▶ _AIM OF THE TASK_: Using the records below, find every line that includes "JSON" and copy it.

..............................

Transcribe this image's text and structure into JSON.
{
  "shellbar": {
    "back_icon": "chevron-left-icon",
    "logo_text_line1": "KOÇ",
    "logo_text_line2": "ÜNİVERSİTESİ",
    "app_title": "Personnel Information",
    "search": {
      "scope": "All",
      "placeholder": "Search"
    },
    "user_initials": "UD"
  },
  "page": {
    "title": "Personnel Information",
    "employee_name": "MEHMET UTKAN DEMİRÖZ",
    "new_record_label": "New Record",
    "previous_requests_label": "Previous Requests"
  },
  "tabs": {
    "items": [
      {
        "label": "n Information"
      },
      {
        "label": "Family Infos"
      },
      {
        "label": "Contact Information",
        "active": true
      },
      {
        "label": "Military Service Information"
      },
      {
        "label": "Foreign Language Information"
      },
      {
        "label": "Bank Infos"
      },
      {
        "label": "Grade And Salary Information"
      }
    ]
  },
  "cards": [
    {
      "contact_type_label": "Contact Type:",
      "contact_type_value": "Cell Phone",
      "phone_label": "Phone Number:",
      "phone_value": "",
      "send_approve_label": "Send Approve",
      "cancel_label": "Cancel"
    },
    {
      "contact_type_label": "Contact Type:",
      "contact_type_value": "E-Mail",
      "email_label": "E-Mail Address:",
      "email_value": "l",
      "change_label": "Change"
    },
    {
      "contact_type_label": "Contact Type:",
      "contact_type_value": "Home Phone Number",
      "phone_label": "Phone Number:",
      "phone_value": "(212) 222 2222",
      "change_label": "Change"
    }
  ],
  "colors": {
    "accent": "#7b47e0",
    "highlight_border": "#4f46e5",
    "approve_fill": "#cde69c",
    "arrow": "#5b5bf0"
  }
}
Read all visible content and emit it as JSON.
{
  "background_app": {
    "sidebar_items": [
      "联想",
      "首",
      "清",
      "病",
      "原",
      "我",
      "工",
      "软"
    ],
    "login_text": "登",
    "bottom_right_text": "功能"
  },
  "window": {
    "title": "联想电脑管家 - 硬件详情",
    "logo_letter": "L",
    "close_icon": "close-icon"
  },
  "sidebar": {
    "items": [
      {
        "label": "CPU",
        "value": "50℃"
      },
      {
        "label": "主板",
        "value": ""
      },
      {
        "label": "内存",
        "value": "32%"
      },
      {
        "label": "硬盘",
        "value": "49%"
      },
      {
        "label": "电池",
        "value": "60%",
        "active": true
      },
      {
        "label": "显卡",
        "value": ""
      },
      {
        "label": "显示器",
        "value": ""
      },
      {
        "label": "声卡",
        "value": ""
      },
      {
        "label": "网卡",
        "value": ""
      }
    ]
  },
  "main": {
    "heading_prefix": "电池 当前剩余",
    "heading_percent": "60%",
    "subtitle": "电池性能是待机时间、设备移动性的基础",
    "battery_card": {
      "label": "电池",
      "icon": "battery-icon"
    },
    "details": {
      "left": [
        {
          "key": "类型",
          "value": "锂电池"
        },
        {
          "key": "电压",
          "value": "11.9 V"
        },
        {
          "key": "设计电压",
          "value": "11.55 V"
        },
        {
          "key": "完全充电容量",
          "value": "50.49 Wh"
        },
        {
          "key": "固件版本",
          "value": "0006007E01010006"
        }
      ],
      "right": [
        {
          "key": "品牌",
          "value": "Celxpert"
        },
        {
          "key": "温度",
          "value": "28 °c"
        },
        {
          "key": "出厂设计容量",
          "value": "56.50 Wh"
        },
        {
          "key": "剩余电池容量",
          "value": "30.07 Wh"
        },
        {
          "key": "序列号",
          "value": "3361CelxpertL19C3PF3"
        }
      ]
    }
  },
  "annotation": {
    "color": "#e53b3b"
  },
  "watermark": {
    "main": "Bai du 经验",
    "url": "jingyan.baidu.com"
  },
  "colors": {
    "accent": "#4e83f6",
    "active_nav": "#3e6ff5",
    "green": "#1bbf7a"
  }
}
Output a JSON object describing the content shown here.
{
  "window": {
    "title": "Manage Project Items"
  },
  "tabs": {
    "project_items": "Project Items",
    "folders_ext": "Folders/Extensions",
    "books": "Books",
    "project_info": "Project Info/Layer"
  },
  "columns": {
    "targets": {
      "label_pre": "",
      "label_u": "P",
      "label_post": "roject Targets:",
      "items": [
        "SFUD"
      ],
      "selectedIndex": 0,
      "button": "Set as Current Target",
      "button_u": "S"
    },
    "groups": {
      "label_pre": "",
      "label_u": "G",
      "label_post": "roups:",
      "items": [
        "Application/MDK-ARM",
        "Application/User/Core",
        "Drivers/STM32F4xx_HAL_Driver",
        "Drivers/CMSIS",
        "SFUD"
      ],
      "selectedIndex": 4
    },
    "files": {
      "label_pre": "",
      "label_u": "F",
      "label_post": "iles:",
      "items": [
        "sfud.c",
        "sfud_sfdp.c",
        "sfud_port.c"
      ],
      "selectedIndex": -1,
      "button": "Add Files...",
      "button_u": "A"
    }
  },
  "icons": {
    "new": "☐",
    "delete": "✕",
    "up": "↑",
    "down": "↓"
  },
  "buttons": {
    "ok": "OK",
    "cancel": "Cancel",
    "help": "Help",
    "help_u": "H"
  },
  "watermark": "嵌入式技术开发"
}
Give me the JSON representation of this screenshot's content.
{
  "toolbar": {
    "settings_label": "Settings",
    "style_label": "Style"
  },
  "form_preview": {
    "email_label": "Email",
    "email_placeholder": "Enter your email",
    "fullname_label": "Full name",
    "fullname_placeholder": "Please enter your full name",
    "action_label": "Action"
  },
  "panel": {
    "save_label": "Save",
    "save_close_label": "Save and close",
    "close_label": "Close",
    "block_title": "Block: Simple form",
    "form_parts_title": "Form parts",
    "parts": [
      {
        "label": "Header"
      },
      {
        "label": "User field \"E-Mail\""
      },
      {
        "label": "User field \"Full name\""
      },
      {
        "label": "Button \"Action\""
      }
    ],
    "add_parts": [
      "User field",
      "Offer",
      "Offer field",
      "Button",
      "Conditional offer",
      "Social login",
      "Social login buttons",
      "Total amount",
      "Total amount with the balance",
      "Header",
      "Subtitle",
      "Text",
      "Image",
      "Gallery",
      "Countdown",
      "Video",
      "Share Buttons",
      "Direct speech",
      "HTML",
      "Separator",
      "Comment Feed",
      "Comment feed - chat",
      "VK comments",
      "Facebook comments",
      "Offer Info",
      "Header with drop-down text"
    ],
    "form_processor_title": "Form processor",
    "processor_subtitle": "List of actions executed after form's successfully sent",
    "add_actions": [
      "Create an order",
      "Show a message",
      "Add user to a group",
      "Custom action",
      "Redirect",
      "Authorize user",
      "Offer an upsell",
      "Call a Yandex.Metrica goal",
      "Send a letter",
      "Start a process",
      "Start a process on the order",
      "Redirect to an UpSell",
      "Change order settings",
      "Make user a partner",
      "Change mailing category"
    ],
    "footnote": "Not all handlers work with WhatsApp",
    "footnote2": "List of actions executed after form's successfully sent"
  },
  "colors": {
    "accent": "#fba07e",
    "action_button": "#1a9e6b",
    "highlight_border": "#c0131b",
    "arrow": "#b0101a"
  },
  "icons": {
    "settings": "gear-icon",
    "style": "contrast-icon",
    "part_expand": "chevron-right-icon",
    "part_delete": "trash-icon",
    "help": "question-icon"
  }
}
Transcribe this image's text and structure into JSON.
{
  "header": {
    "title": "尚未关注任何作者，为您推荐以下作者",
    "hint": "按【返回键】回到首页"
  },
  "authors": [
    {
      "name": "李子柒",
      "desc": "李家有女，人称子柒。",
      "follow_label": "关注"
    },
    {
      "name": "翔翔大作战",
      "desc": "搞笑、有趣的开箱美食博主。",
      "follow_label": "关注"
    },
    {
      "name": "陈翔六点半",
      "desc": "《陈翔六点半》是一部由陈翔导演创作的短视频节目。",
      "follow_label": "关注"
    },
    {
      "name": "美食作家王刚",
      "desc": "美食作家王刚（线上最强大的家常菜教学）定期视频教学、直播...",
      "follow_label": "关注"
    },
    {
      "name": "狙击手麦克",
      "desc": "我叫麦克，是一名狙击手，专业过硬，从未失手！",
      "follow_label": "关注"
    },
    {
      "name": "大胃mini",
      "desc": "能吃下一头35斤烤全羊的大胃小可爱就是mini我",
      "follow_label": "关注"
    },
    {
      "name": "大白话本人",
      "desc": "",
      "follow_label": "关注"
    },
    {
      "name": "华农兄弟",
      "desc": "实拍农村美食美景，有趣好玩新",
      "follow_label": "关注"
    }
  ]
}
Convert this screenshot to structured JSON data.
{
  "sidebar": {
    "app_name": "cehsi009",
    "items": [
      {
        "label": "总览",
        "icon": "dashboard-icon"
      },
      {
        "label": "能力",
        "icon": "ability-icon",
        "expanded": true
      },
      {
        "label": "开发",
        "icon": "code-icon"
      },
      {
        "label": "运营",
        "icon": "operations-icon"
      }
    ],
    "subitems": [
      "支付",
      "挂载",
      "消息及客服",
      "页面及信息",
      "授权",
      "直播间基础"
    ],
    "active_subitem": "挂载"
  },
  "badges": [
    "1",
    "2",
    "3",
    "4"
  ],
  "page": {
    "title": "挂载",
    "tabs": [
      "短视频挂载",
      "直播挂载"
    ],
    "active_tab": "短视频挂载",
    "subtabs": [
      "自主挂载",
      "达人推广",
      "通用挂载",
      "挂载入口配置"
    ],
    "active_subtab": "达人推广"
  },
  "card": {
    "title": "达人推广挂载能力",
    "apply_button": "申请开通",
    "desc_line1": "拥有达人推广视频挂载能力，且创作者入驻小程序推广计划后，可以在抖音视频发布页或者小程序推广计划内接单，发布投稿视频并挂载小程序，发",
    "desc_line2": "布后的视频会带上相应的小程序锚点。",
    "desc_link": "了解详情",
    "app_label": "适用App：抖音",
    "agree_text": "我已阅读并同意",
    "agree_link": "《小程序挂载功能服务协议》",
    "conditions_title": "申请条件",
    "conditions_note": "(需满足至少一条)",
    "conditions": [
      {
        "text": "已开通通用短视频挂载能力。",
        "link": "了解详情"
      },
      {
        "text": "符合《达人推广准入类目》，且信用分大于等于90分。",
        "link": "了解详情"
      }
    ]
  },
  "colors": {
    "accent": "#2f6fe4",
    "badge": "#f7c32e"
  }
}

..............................

▶ _WRITTEN ANSWER_:
Transcribe this image's text and structure into JSON.
Read all visible content and emit it as JSON.
Output a JSON object describing the content shown here.
Give me the JSON representation of this screenshot's content.
Transcribe this image's text and structure into JSON.
Convert this screenshot to structured JSON data.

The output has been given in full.